Brief ▸ Go through the listing and copy every line word for word.

BEGIN Data for this exercise

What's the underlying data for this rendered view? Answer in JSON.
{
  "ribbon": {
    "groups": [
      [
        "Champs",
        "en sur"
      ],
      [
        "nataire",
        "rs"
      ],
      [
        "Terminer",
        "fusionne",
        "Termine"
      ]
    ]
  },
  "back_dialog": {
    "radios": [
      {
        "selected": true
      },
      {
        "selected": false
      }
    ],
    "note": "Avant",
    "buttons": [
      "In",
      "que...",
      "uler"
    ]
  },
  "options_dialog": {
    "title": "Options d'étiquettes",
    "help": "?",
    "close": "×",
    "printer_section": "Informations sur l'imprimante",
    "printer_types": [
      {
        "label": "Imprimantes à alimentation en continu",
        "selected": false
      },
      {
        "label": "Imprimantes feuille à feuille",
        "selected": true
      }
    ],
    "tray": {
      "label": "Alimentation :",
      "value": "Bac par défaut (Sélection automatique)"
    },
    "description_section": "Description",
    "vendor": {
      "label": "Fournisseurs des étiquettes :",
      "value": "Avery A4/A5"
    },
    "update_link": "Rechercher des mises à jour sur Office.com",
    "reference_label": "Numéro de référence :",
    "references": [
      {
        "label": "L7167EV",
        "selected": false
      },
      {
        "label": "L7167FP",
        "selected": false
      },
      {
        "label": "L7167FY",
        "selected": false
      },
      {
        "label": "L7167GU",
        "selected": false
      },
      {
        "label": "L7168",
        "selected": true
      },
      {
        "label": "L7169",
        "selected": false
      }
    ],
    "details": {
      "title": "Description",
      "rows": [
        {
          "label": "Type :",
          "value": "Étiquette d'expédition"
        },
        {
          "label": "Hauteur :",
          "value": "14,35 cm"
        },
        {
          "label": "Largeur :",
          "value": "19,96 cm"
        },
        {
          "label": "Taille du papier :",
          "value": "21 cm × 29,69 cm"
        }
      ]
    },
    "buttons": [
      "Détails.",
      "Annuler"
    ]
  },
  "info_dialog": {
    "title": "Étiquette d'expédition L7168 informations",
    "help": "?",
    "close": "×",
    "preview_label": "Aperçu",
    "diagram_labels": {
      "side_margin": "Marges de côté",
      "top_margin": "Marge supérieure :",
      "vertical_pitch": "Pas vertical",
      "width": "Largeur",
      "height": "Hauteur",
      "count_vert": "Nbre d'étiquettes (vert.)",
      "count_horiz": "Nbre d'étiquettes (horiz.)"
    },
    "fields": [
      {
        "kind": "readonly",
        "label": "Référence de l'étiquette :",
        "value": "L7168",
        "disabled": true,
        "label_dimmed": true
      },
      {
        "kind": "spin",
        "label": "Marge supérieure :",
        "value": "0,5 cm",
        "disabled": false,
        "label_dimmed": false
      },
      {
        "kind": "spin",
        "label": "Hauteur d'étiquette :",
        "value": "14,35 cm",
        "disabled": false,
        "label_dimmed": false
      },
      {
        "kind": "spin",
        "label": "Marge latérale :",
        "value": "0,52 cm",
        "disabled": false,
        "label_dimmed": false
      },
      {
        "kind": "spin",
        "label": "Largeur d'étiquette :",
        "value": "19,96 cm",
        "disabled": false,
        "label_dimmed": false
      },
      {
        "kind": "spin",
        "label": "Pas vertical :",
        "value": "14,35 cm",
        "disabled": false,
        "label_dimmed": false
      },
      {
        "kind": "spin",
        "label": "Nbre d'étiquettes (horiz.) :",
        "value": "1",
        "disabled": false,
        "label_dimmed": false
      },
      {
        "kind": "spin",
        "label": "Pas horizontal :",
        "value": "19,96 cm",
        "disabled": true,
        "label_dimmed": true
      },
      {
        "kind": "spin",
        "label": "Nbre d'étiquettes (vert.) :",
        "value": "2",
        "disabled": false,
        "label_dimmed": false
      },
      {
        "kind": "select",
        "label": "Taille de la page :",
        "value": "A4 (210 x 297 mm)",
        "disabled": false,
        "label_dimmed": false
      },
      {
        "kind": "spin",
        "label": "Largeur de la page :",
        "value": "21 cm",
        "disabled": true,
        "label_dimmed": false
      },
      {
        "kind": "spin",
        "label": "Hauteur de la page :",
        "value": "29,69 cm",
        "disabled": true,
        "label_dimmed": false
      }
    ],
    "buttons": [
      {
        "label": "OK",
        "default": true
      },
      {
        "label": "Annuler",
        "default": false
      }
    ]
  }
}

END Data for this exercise

Answer for this exercise ▸
What's the underlying data for this rendered view? Answer in JSON.
{
  "ribbon": {
    "groups": [
      [
        "Champs",
        "en sur"
      ],
      [
        "nataire",
        "rs"
      ],
      [
        "Terminer",
        "fusionne",
        "Termine"
      ]
    ]
  },
  "back_dialog": {
    "radios": [
      {
        "selected": true
      },
      {
        "selected": false
      }
    ],
    "note": "Avant",
    "buttons": [
      "In",
      "que...",
      "uler"
    ]
  },
  "options_dialog": {
    "title": "Options d'étiquettes",
    "help": "?",
    "close": "×",
    "printer_section": "Informations sur l'imprimante",
    "printer_types": [
      {
        "label": "Imprimantes à alimentation en continu",
        "selected": false
      },
      {
        "label": "Imprimantes feuille à feuille",
        "selected": true
      }
    ],
    "tray": {
      "label": "Alimentation :",
      "value": "Bac par défaut (Sélection automatique)"
    },
    "description_section": "Description",
    "vendor": {
      "label": "Fournisseurs des étiquettes :",
      "value": "Avery A4/A5"
    },
    "update_link": "Rechercher des mises à jour sur Office.com",
    "reference_label": "Numéro de référence :",
    "references": [
      {
        "label": "L7167EV",
        "selected": false
      },
      {
        "label": "L7167FP",
        "selected": false
      },
      {
        "label": "L7167FY",
        "selected": false
      },
      {
        "label": "L7167GU",
        "selected": false
      },
      {
        "label": "L7168",
        "selected": true
      },
      {
        "label": "L7169",
        "selected": false
      }
    ],
    "details": {
      "title": "Description",
      "rows": [
        {
          "label": "Type :",
          "value": "Étiquette d'expédition"
        },
        {
          "label": "Hauteur :",
          "value": "14,35 cm"
        },
        {
          "label": "Largeur :",
          "value": "19,96 cm"
        },
        {
          "label": "Taille du papier :",
          "value": "21 cm × 29,69 cm"
        }
      ]
    },
    "buttons": [
      "Détails.",
      "Annuler"
    ]
  },
  "info_dialog": {
    "title": "Étiquette d'expédition L7168 informations",
    "help": "?",
    "close": "×",
    "preview_label": "Aperçu",
    "diagram_labels": {
      "side_margin": "Marges de côté",
      "top_margin": "Marge supérieure :",
      "vertical_pitch": "Pas vertical",
      "width": "Largeur",
      "height": "Hauteur",
      "count_vert": "Nbre d'étiquettes (vert.)",
      "count_horiz": "Nbre d'étiquettes (horiz.)"
    },
    "fields": [
      {
        "kind": "readonly",
        "label": "Référence de l'étiquette :",
        "value": "L7168",
        "disabled": true,
        "label_dimmed": true
      },
      {
        "kind": "spin",
        "label": "Marge supérieure :",
        "value": "0,5 cm",
        "disabled": false,
        "label_dimmed": false
      },
      {
        "kind": "spin",
        "label": "Hauteur d'étiquette :",
        "value": "14,35 cm",
        "disabled": false,
        "label_dimmed": false
      },
      {
        "kind": "spin",
        "label": "Marge latérale :",
        "value": "0,52 cm",
        "disabled": false,
        "label_dimmed": false
      },
      {
        "kind": "spin",
        "label": "Largeur d'étiquette :",
        "value": "19,96 cm",
        "disabled": false,
        "label_dimmed": false
      },
      {
        "kind": "spin",
        "label": "Pas vertical :",
        "value": "14,35 cm",
        "disabled": false,
        "label_dimmed": false
      },
      {
        "kind": "spin",
        "label": "Nbre d'étiquettes (horiz.) :",
        "value": "1",
        "disabled": false,
        "label_dimmed": false
      },
      {
        "kind": "spin",
        "label": "Pas horizontal :",
        "value": "19,96 cm",
        "disabled": true,
        "label_dimmed": true
      },
      {
        "kind": "spin",
        "label": "Nbre d'étiquettes (vert.) :",
        "value": "2",
        "disabled": false,
        "label_dimmed": false
      },
      {
        "kind": "select",
        "label": "Taille de la page :",
        "value": "A4 (210 x 297 mm)",
        "disabled": false,
        "label_dimmed": false
      },
      {
        "kind": "spin",
        "label": "Largeur de la page :",
        "value": "21 cm",
        "disabled": true,
        "label_dimmed": false
      },
      {
        "kind": "spin",
        "label": "Hauteur de la page :",
        "value": "29,69 cm",
        "disabled": true,
        "label_dimmed": false
      }
    ],
    "buttons": [
      {
        "label": "OK",
        "default": true
      },
      {
        "label": "Annuler",
        "default": false
      }
    ]
  }
}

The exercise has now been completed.